For now, read the Caswell document you can find here:
Introduction To Buffing and Polishing - Caswell Inc.
I'll update the document with your suggestions when I can. Might be awhile.
If I had to add anything;
Stacking 2 or 3 tightly wound wheels (or even felt wheels) can help keep a surface flat.
To limit damage to rollmarks, rotate the piece so you dont wear (dish) markings in one direction only. It's tempting to polish in one or two directions, but don't!
Do most 90% of the prep work with 400-600 grit paper - a good technique is to use spray adhesive to bond the fresh paper to a piece of glass for a flat surface.
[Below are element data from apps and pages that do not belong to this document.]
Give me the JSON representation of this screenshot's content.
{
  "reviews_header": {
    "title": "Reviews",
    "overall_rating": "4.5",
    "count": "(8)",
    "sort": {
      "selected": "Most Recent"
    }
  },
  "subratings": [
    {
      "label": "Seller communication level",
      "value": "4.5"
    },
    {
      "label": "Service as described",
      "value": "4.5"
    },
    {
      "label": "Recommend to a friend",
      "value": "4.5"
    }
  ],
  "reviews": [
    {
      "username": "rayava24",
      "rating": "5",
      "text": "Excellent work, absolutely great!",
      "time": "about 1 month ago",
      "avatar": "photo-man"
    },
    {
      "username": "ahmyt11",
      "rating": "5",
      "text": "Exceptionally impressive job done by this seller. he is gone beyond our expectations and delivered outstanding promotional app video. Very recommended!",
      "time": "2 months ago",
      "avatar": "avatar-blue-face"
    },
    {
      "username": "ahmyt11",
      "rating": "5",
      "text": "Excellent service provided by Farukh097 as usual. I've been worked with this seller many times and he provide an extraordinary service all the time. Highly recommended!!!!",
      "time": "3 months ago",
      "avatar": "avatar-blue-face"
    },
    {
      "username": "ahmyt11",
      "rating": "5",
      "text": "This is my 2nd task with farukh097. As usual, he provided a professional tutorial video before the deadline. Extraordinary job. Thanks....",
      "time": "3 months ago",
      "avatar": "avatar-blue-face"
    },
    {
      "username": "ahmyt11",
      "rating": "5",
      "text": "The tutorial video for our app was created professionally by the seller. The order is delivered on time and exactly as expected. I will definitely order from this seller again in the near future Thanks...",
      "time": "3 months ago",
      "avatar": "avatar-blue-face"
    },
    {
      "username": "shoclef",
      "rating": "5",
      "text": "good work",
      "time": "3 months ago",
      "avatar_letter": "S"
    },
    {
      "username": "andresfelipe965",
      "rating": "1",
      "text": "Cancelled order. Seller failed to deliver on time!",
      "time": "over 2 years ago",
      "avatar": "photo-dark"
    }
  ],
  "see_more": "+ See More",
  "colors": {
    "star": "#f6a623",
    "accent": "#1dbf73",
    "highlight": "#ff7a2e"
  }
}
Use Aluminum Oxide paper - avoid cheap sandpaper that can leave tramp in the piece.
Clean the wheels between grades of polish, store them in a plastic bag so they dont pick up tramp particles between uses.
Use jewlers rouge as the final polish for a blinding polish.
You need a bench polisher of a reasonable size AND a dremel to get into the tight spaces and trigger guards.
The piece will get warm - that's actually needed to polish right. The polish doesn't work cold right. You might need tight fitting gloves.
You should wear a dust mask and your work area will become a total mess. My wife laughs at me on every polish job, because I end up looking like a coal miner. Very dirty business.
Underneath the polishing wheel, put an old pillow, or a cushion of some sort. You will at some point, lose your grasp of the piece, and it will fly down at a good velocity. You dont want it to hit concrete, or fly off into parts unknown.